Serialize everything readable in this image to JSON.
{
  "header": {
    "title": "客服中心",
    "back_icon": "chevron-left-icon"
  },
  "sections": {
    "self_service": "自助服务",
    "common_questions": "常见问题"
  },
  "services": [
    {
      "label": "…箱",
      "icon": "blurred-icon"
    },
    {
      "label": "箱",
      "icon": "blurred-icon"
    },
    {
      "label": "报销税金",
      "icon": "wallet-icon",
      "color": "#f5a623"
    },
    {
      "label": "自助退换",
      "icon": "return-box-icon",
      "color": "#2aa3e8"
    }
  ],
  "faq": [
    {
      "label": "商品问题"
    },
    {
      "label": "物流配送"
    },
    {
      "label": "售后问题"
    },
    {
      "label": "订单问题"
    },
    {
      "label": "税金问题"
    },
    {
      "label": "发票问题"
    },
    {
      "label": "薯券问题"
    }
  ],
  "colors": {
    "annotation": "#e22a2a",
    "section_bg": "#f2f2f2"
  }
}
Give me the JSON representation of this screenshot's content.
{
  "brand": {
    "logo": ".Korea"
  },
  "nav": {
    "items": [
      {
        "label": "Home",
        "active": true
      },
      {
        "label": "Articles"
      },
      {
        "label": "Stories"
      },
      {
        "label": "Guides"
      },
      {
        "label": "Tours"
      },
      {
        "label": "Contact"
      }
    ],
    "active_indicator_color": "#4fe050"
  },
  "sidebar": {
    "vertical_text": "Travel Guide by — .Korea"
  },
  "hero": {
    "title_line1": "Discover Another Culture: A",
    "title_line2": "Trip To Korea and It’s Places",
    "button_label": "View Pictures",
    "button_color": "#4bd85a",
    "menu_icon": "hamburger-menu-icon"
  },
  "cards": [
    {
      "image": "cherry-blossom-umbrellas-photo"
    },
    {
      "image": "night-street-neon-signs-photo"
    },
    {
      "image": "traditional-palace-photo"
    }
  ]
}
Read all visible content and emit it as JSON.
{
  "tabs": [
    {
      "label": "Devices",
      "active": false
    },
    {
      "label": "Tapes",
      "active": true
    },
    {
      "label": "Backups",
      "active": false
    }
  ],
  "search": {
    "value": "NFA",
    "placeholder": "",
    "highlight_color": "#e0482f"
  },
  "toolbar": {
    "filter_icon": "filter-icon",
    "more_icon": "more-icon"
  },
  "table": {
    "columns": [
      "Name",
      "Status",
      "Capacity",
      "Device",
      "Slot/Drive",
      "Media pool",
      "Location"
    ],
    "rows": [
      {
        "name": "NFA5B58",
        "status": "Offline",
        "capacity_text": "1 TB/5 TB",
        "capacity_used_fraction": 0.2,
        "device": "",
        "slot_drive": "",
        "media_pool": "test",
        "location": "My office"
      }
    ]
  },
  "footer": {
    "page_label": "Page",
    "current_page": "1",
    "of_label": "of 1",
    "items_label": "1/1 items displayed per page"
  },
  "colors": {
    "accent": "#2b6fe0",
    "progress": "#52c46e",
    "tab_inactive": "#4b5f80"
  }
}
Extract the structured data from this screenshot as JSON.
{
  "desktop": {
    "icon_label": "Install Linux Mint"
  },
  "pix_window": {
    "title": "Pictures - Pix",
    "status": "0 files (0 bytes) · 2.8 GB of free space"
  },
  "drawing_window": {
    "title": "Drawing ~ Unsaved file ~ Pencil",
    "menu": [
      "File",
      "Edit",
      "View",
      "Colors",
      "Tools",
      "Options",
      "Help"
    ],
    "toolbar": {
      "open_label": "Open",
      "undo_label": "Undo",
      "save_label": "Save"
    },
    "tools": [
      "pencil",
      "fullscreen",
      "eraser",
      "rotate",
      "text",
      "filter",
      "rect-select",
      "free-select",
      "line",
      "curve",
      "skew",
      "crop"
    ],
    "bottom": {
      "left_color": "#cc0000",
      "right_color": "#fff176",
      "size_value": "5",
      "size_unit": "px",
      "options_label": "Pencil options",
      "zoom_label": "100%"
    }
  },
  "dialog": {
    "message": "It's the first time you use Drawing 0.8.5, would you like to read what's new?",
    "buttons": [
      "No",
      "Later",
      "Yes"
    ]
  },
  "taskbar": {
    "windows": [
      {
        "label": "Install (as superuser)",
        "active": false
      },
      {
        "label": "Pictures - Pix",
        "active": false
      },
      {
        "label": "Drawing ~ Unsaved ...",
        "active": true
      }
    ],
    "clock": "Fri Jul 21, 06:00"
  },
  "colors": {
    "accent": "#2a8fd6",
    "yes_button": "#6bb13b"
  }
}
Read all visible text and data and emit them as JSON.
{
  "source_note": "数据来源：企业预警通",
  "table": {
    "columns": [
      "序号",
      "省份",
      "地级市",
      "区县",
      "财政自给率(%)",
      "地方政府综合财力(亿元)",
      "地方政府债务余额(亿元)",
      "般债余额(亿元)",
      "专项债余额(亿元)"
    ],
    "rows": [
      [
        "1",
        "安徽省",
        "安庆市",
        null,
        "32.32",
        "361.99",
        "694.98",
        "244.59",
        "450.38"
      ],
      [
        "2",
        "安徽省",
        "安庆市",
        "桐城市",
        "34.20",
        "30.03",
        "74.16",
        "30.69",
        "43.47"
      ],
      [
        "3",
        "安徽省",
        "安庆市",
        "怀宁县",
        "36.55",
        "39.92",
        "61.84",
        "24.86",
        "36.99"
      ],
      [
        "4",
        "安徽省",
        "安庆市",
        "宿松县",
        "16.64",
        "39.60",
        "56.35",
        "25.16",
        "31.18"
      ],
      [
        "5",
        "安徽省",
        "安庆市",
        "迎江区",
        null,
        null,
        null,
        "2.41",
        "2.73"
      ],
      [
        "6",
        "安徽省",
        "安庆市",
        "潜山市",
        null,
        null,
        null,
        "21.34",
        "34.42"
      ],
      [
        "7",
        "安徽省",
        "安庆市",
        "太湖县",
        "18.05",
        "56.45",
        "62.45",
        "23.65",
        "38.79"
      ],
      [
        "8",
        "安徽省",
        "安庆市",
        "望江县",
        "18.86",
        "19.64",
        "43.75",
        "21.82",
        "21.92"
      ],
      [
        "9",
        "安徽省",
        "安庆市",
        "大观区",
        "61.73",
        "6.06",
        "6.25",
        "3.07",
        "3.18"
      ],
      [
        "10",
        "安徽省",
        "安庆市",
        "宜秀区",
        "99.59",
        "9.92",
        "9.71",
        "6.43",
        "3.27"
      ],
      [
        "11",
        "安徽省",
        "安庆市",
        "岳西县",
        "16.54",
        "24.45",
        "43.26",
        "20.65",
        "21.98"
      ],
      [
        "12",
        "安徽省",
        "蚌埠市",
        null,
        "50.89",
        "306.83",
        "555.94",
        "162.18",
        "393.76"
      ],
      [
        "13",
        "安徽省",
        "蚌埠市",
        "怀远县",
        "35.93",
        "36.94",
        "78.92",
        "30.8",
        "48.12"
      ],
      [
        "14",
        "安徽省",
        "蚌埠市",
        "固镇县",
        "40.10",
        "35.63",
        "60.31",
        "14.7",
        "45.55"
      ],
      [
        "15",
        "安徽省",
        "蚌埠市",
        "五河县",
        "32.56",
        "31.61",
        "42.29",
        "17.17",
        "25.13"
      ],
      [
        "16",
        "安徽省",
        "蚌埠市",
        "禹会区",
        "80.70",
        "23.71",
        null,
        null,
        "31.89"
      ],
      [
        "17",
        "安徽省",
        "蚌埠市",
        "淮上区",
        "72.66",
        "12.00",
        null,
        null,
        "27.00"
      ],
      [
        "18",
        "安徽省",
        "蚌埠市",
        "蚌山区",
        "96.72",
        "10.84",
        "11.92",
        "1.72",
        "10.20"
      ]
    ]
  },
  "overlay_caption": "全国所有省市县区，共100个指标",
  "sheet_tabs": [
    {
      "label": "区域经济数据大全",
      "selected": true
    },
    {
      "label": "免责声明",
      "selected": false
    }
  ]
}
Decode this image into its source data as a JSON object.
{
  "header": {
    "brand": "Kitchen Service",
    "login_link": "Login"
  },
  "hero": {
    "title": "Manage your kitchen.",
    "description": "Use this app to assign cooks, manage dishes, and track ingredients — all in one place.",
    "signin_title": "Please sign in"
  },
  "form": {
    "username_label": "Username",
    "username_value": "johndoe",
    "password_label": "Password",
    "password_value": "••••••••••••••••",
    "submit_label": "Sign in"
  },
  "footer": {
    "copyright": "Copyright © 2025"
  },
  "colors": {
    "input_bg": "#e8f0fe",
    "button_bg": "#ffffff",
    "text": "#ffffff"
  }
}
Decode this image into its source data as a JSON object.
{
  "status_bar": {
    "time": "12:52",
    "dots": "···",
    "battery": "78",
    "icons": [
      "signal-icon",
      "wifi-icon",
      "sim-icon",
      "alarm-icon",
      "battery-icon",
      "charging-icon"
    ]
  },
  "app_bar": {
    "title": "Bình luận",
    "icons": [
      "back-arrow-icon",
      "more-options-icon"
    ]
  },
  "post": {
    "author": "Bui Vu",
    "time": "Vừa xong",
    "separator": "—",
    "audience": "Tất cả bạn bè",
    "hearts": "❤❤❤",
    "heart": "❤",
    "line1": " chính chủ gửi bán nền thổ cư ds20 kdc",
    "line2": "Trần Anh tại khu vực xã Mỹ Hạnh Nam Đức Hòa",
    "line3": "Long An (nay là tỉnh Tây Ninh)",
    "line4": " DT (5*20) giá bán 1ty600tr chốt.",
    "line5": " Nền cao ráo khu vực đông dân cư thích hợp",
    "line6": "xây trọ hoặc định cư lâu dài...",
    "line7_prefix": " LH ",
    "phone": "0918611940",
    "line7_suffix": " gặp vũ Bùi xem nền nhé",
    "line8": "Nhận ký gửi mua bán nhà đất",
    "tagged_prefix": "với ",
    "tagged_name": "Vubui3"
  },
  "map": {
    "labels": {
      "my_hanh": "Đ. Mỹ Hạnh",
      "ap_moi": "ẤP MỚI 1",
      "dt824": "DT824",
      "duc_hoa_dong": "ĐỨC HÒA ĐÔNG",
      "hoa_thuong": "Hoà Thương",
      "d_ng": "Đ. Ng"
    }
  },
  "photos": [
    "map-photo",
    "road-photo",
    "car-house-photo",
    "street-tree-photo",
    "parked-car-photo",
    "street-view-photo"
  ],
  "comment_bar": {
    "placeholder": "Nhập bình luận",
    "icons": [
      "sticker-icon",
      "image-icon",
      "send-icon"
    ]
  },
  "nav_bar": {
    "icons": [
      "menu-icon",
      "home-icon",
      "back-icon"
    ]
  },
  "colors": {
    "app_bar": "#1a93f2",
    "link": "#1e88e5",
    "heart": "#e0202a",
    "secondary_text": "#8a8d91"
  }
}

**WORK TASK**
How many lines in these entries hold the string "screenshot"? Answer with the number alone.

**ANSWER SECTION**
2